Simple Carbohydrates Glucose, fructose, sucrose, lactose, maltose
Glucose (monosaccaride) - most common form
Fructose (monosaccaride) - fruit sugar
Sucrose (disaccharide) - granulated table sugar
Lactose (disaccharide) - milk sugar
Maltose (disaccharide) - malt sugar
Complex Carbohydrates (polysaccharides) - starches, fiber
Starches Grains, cereals, and vegetables. Stored in the body as glycogen (energy source)
Fiber "Bulk" or "roughage" Recommended amount - 20-35 grams/day
Fiber Non-digestible carbohydrates Indigestible portion of plants
Insoluble Fiber Found in bran, whole-grain breads, most fruits and vegetables
Soluble Fiber Oat bran, dried beans, some fruits and vegetables. Helps lower blood cholesterol levels and helps reduce risk for cardiovascular disease
Fibers offers many health protections Colon and rectal cancer, breast cancer (insoluble), constipation, heart disease, diabetes, obesity
Proteins Second most abundant substance in humans. Vital for human life - may need additional protein if fighting off infection, recovering from surgery blood loss or burns
Proteins Key to every cell, antibodies, enzymes, and hormones. Transport oxygen and nutrients
Proteins Role in developing/repairing bone, muscle, and skin
Amino Acids Building blocks of protein
Essential Proteins 9
Non-essential Proteins 11
Complete Proteins Supplies all essential amino acids
Incomplete Proteins May lack some amino acids, but these can be easily obtained from different sources
Protein Consumption Average american consumes more than 78 grams a day. 10-35% of calories should come from it. Few Americans suffer from deficiencies
Fats Maintain healthy skin, insulate body organs, maintain body temperature, promote healthy cell function
Fats Carry fat-soluble vitamins A, D, K, E,
Fats Are a concentrated form of energy
Fats Also called Lipids. Recommended amount, total - less than 30%, saturated - less than 10%
Good Fats Monounsaturated - lower LDL, increase HDL, polyunsaturated Omega 3 and Omega 6
Bad Fats Saturated, Trans Fatty acids
Saturated Fats Mainly from animal sources and are solid at room temperature
Unsaturated Fats Generally come from plants, and are usually liquid at room temperatures
Trans Fatty Acid Created by process of making liquid oil into a solid. Increase LDL levels while lowering HDL levels

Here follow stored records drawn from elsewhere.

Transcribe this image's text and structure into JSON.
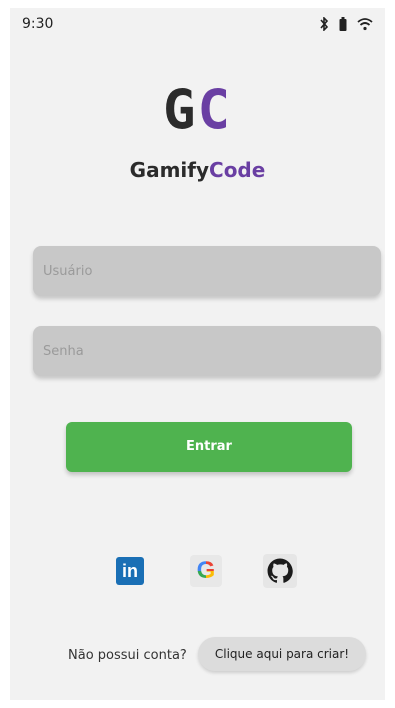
{
  "status": {
    "time": "9:30"
  },
  "logo": {
    "letter1": "G",
    "letter2": "C"
  },
  "brand": {
    "part1": "Gamify",
    "part2": "Code"
  },
  "form": {
    "username_placeholder": "Usuário",
    "password_placeholder": "Senha",
    "login_label": "Entrar"
  },
  "social": {
    "linkedin_text": "in",
    "google_text": "G",
    "icons": [
      "linkedin-icon",
      "google-icon",
      "github-icon"
    ]
  },
  "signup": {
    "prompt": "Não possui conta?",
    "button_label": "Clique aqui para criar!"
  },
  "colors": {
    "accent_purple": "#6a3fa3",
    "primary_green": "#4fb34f",
    "field_gray": "#c8c8c8",
    "linkedin_blue": "#1a6fb5"
  }
}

Eating Trans fat Increases risk of coronary and heart disease and sudden cardiac death
Trans Fatty Acid Found in many margarines, baked goods, and restaurant deep-fried foods
Created by: sotti988